Over a decade, a Clifton Springs resident has built his chicken coop business into a million-dollar operation

CLIFTON SPRINGS — Matt DuBoise’s love of chickens began in fifth grade when his teacher let a handful of students each take six chicks they had hatched home and care for them before bringing them back to class.

DuBoise, who was one of the students chosen, was the only one who returned to school with all six chicks healthy and thriving.

“That was when I knew I wanted to raise chickens when I got older,” he said.

While the lesson sparked his interest in raising chickens, the Clifton Springs resident did not know it would lead to a successful business venture.

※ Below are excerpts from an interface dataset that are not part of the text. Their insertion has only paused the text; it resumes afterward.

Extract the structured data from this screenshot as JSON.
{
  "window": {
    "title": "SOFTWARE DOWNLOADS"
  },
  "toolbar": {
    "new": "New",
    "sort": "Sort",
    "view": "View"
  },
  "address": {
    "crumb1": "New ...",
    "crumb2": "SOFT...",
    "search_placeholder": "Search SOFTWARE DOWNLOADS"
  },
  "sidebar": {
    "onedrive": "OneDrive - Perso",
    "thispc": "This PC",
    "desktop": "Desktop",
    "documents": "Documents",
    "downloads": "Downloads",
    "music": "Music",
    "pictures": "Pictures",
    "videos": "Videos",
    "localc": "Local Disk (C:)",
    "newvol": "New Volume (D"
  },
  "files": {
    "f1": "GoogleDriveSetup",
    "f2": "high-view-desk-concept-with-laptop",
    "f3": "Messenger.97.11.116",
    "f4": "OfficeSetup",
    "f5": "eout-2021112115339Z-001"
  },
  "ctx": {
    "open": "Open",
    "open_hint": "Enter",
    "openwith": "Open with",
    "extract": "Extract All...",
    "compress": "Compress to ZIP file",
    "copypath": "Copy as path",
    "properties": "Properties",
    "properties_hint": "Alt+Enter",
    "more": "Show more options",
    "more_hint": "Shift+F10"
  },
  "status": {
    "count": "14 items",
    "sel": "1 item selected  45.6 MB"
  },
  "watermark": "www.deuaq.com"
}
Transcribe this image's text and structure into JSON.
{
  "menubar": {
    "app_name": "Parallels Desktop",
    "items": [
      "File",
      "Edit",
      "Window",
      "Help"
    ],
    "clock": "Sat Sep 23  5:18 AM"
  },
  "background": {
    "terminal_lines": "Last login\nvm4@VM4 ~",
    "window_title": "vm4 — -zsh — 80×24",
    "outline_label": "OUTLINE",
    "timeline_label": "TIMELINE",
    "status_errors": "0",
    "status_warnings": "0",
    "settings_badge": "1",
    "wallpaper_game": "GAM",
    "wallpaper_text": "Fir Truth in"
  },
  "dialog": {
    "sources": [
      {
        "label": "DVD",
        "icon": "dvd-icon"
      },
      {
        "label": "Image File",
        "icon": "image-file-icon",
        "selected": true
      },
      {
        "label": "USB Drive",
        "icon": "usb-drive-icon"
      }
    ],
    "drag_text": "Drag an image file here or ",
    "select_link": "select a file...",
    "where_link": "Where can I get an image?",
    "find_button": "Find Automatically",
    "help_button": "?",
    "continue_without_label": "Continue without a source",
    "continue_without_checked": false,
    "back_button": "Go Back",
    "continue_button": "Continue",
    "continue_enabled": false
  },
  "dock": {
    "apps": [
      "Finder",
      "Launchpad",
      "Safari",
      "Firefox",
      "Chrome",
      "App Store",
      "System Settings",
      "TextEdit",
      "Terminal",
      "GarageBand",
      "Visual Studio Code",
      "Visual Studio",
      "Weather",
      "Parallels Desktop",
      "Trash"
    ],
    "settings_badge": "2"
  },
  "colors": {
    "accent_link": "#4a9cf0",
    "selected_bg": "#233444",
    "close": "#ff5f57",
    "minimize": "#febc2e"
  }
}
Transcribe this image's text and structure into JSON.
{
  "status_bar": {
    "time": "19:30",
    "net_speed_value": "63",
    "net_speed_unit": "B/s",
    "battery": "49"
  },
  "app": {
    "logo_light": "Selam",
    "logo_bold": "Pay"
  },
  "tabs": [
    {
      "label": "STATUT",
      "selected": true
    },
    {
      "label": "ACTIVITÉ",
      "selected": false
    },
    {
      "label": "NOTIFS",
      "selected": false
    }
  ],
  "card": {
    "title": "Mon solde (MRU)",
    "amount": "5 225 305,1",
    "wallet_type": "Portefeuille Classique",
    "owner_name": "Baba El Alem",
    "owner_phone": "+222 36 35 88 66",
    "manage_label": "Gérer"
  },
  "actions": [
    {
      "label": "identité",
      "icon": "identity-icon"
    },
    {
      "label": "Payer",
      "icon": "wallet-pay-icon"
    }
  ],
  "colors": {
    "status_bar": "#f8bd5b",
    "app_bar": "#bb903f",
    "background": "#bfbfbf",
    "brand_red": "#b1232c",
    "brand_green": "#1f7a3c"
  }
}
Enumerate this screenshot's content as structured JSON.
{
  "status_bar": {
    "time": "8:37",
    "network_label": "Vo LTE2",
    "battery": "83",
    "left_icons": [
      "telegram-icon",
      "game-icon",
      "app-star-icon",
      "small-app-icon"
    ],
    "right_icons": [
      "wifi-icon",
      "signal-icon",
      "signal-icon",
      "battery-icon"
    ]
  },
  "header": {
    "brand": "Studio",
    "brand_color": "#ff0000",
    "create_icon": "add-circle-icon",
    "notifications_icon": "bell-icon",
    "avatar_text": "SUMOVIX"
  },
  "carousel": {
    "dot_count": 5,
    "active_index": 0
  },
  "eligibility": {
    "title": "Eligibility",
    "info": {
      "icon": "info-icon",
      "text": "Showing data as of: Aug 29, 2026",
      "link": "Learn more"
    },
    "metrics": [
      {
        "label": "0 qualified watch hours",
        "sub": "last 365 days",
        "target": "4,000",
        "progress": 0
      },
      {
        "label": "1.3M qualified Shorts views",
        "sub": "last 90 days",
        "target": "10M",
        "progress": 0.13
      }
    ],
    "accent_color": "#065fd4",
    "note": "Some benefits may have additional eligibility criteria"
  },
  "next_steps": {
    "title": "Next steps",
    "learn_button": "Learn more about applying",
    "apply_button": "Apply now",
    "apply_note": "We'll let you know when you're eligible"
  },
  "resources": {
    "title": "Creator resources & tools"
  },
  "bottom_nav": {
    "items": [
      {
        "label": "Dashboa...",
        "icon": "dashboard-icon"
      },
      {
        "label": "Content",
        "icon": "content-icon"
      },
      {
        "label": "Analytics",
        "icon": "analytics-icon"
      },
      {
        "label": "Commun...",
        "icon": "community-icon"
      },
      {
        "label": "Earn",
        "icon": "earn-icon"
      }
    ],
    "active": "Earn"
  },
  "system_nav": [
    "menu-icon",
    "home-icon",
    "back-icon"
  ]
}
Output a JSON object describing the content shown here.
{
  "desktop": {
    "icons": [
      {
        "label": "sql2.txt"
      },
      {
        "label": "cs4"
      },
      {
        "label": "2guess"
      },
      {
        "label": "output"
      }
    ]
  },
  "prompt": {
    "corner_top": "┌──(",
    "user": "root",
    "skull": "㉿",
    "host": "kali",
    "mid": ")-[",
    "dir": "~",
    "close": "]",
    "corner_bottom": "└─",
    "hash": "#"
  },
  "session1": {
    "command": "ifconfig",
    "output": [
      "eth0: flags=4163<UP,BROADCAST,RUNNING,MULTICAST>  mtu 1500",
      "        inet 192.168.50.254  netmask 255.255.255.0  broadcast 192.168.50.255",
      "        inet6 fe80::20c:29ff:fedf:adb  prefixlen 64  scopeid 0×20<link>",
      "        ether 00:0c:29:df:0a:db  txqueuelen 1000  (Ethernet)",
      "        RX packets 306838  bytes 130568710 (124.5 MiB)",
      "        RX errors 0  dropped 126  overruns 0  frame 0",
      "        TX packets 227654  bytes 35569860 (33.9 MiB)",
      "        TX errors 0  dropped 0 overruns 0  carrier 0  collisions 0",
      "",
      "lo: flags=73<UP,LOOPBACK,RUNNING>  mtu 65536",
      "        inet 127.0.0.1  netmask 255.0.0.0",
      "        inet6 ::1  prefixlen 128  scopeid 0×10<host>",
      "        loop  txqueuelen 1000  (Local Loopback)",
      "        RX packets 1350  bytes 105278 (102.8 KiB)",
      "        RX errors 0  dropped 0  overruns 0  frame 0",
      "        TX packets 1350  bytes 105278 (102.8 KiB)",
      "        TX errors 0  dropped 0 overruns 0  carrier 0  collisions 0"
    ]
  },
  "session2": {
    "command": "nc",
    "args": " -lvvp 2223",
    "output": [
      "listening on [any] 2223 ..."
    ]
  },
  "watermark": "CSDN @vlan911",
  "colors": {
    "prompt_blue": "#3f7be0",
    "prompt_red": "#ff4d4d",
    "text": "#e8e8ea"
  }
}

DuBoise is the president of Carolina Coops, which designs and builds chicken coops. The business is a division of DuBoise Enterprises Inc.

The coops are handcrafted with premium materials, and can be prefabricated or custom designed. The business also sells coop accessories.

Carolina Coops has a dozen employees. DuBoise’s partner, Gnon Choi, is the company’s executive administrator.

Since its inception, it has continued to grow. Carolina Coops has doubled its revenues every year and two years ago hit the $1 million mark in sales. Revenues this year are expected to hit near $1.7 million.

The business began in 2009 in North Carolina, where DuBoise was living at the time.

DuBoise had not planned to start a chicken coop business and had been working as an exterminator for some 15 years.

Restless with the slow pace of work during the economic recession of 2008, he began building a chicken coop for two chickens he was raising at his home. He used recycled wood and other materials he came across to build the structure.

Pleased with the job, DuBoise posted the coop for sale on Craigslist to see if there was any interest.

There was. The structure sold in half an hour. He built another coop, which sold for even more. Eventually he had orders weekly.

To DuBoise — who had always wanted to be an entrepreneur — it felt like winning the lottery.

“I’d always wanted to make something that people love so much they wanted to buy it,” he said.

DuBoise was surprised at the number of people who had backyard chickens.

“I had no idea I was starting to do something that was going to be so cool,” he said, adding that fresh eggs taste much better than store-bought ones.

DuBoise already had a background in woodworking, but he worked with a chicken expert in North Carolina and watched YouTube videos to continue to develop his skill.

He also listened to his customers. He enjoys taking their ideas and turning them into viable designs.

A recent coop made for a customer in Alabama, for example, included hand-cut cedar shake roofing, arched windows, reclaimed barnwood and a style that complemented the customer’s custom-built home on the property.

DuBoise and Choi moved back to the area in 2012 and continued to grow Carolina Coops.

It was first housed in a building in Shortsville, but DuBoise purchased the current building in Clifton Springs and moved the business there about 1-1/2 years ago.

Carolina Coops can ship to anywhere in the world. The business has had customers in every state, including Alaska and Hawaii, as well as in Canada and Europe.

The coops weigh around 1,000 pounds, and models range in price from $1,750 to $4,995. Rates for custom coops vary, as do shipping charges.

All the coops have the company’s signature deep litter bed system, which composts waste and greatly reduces the amount of times one has to clean it out.

Carolina Coops also gives back to the community. The business works with Phelps-Clifton Springs Central School District on a chicken hatching program for elementary students and has also built a coop for a boy through the Make- A-Wish Foundation.

The key to the company’s success comes from its superior customer service, quality construction and variety of options available, DuBoise said.

“We have a coop for every budget and every backyard,” he says.